• DATASET EXCERPTS
--- START ---

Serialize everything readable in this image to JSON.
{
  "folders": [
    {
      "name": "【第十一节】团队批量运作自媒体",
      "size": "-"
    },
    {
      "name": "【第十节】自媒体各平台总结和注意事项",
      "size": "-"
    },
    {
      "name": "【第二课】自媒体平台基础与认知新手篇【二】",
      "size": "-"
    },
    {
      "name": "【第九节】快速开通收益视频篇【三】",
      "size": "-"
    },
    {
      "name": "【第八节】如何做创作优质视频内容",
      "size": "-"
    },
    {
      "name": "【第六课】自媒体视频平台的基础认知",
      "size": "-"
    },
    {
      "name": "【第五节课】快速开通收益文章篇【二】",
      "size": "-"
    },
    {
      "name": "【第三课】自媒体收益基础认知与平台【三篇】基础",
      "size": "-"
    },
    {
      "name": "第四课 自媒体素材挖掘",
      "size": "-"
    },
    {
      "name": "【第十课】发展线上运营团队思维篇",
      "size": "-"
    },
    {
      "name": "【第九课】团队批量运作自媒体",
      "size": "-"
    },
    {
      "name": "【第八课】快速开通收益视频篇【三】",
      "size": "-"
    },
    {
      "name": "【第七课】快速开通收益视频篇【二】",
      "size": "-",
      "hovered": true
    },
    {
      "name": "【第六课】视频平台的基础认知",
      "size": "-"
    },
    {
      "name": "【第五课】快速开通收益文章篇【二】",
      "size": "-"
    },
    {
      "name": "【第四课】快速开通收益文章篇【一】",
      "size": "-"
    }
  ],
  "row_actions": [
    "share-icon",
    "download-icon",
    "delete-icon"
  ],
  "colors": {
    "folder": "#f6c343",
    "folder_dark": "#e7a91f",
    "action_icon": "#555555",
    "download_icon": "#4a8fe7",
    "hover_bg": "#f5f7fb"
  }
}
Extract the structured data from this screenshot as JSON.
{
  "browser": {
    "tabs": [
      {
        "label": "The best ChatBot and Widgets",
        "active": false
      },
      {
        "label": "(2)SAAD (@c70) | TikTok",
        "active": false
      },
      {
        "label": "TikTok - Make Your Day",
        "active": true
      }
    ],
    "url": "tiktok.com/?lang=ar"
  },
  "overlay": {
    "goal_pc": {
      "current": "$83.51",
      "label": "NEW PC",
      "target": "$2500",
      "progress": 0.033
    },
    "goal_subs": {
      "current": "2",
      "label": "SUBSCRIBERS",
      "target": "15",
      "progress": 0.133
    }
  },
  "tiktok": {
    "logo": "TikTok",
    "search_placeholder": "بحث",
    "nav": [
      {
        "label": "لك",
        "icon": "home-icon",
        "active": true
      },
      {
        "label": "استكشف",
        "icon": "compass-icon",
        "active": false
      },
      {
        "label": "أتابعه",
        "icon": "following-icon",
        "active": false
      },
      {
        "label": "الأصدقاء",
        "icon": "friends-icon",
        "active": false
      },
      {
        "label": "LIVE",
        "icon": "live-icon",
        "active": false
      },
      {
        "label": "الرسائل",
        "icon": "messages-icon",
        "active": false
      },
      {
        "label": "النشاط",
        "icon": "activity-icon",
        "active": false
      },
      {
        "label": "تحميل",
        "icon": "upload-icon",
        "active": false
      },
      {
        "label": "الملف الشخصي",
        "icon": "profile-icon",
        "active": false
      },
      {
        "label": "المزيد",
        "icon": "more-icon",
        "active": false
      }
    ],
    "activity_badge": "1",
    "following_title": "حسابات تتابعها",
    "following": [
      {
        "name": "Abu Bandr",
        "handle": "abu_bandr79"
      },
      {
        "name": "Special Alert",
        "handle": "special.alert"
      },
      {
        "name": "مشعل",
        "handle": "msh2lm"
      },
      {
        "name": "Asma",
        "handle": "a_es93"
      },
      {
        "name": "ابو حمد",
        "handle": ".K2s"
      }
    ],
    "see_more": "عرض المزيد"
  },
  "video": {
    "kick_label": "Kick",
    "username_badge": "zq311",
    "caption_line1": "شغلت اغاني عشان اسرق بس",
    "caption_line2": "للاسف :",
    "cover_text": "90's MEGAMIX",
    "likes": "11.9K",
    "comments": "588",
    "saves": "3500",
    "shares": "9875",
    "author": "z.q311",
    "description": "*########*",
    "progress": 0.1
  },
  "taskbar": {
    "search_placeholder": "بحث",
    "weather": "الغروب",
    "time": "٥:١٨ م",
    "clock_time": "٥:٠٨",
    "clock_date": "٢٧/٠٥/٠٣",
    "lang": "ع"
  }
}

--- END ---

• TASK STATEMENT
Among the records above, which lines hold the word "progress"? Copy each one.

• RESULT
      "progress": 0.033
      "progress": 0.133
    "progress": 0.1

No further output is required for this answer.